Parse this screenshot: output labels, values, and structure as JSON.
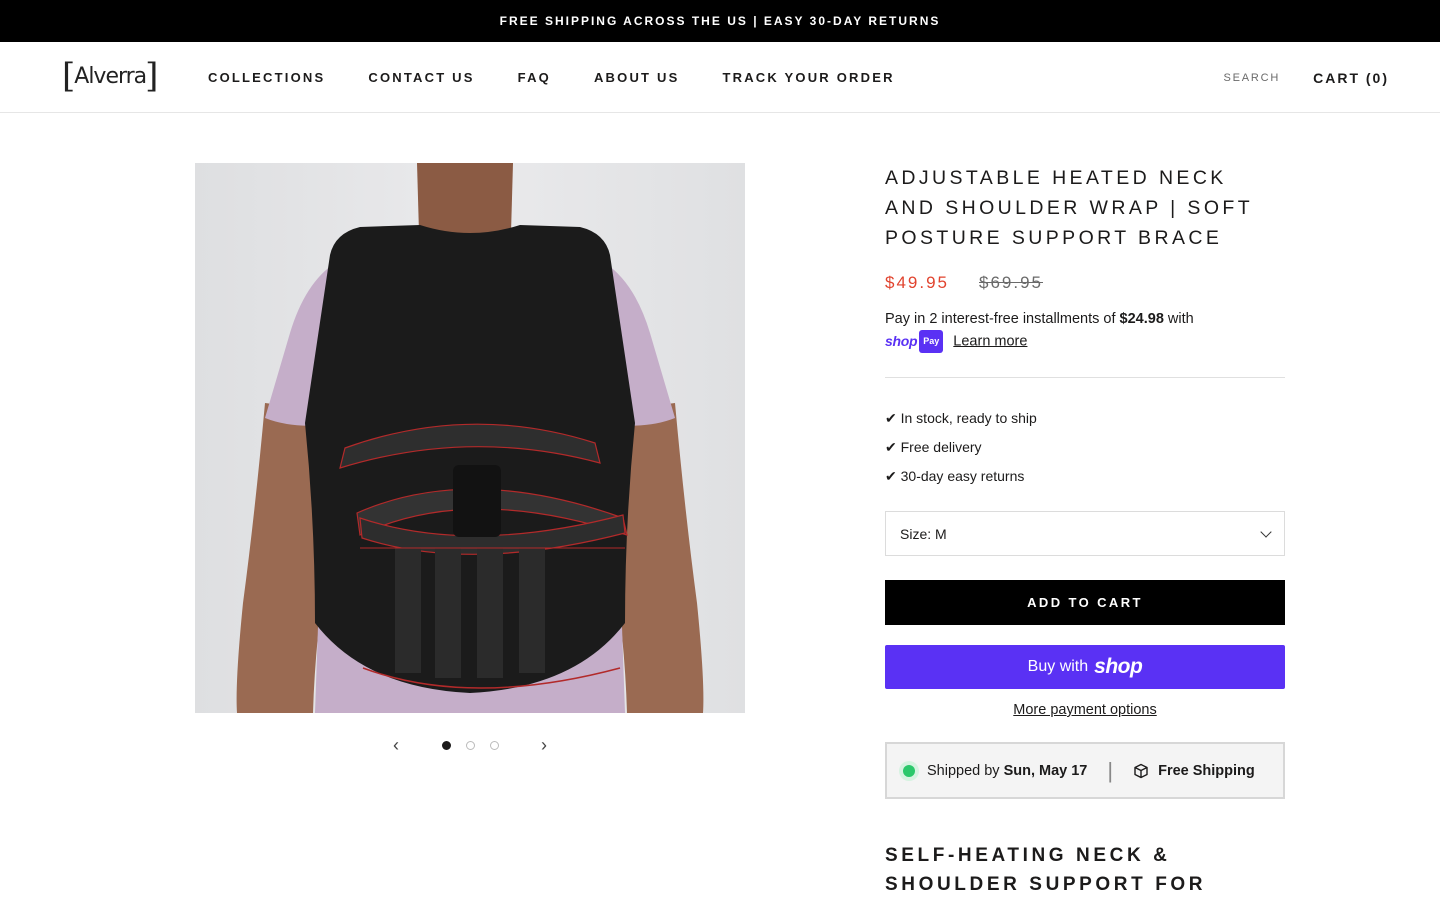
{
  "announcement": "FREE SHIPPING ACROSS THE US | EASY 30-DAY RETURNS",
  "logo": {
    "left": "[",
    "text": "Alverra",
    "right": "]"
  },
  "nav": [
    "COLLECTIONS",
    "CONTACT US",
    "FAQ",
    "ABOUT US",
    "TRACK YOUR ORDER"
  ],
  "header_right": {
    "search": "SEARCH",
    "cart": "CART (0)"
  },
  "gallery": {
    "image_count": 3,
    "active_index": 1,
    "prev_icon": "chevron-left-icon",
    "next_icon": "chevron-right-icon"
  },
  "product": {
    "title": "ADJUSTABLE HEATED NECK AND SHOULDER WRAP | SOFT POSTURE SUPPORT BRACE",
    "price": "$49.95",
    "compare_price": "$69.95",
    "installment": {
      "prefix": "Pay in 2 interest-free installments of",
      "amount": "$24.98",
      "suffix": "with",
      "shop": "shop",
      "pay": "Pay",
      "learn_more": "Learn more"
    },
    "bullets": [
      "✔ In stock, ready to ship",
      "✔ Free delivery",
      "✔ 30-day easy returns"
    ],
    "size_label": "Size: M",
    "add_to_cart": "ADD TO CART",
    "buy_with": "Buy with",
    "buy_brand": "shop",
    "more_payment": "More payment options",
    "shipping": {
      "prefix": "Shipped by",
      "date": "Sun, May 17",
      "divider": "|",
      "free": "Free Shipping"
    },
    "section_title": "SELF-HEATING NECK & SHOULDER SUPPORT FOR"
  },
  "colors": {
    "accent_red": "#e1432e",
    "shop_purple": "#5a31f4",
    "status_green": "#2bc86b"
  }
}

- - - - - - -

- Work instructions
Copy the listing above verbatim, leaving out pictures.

- Reply
Parse this screenshot: output labels, values, and structure as JSON.
{
  "announcement": "FREE SHIPPING ACROSS THE US | EASY 30-DAY RETURNS",
  "logo": {
    "left": "[",
    "text": "Alverra",
    "right": "]"
  },
  "nav": [
    "COLLECTIONS",
    "CONTACT US",
    "FAQ",
    "ABOUT US",
    "TRACK YOUR ORDER"
  ],
  "header_right": {
    "search": "SEARCH",
    "cart": "CART (0)"
  },
  "gallery": {
    "image_count": 3,
    "active_index": 1,
    "prev_icon": "chevron-left-icon",
    "next_icon": "chevron-right-icon"
  },
  "product": {
    "title": "ADJUSTABLE HEATED NECK AND SHOULDER WRAP | SOFT POSTURE SUPPORT BRACE",
    "price": "$49.95",
    "compare_price": "$69.95",
    "installment": {
      "prefix": "Pay in 2 interest-free installments of",
      "amount": "$24.98",
      "suffix": "with",
      "shop": "shop",
      "pay": "Pay",
      "learn_more": "Learn more"
    },
    "bullets": [
      "✔ In stock, ready to ship",
      "✔ Free delivery",
      "✔ 30-day easy returns"
    ],
    "size_label": "Size: M",
    "add_to_cart": "ADD TO CART",
    "buy_with": "Buy with",
    "buy_brand": "shop",
    "more_payment": "More payment options",
    "shipping": {
      "prefix": "Shipped by",
      "date": "Sun, May 17",
      "divider": "|",
      "free": "Free Shipping"
    },
    "section_title": "SELF-HEATING NECK & SHOULDER SUPPORT FOR"
  },
  "colors": {
    "accent_red": "#e1432e",
    "shop_purple": "#5a31f4",
    "status_green": "#2bc86b"
  }
}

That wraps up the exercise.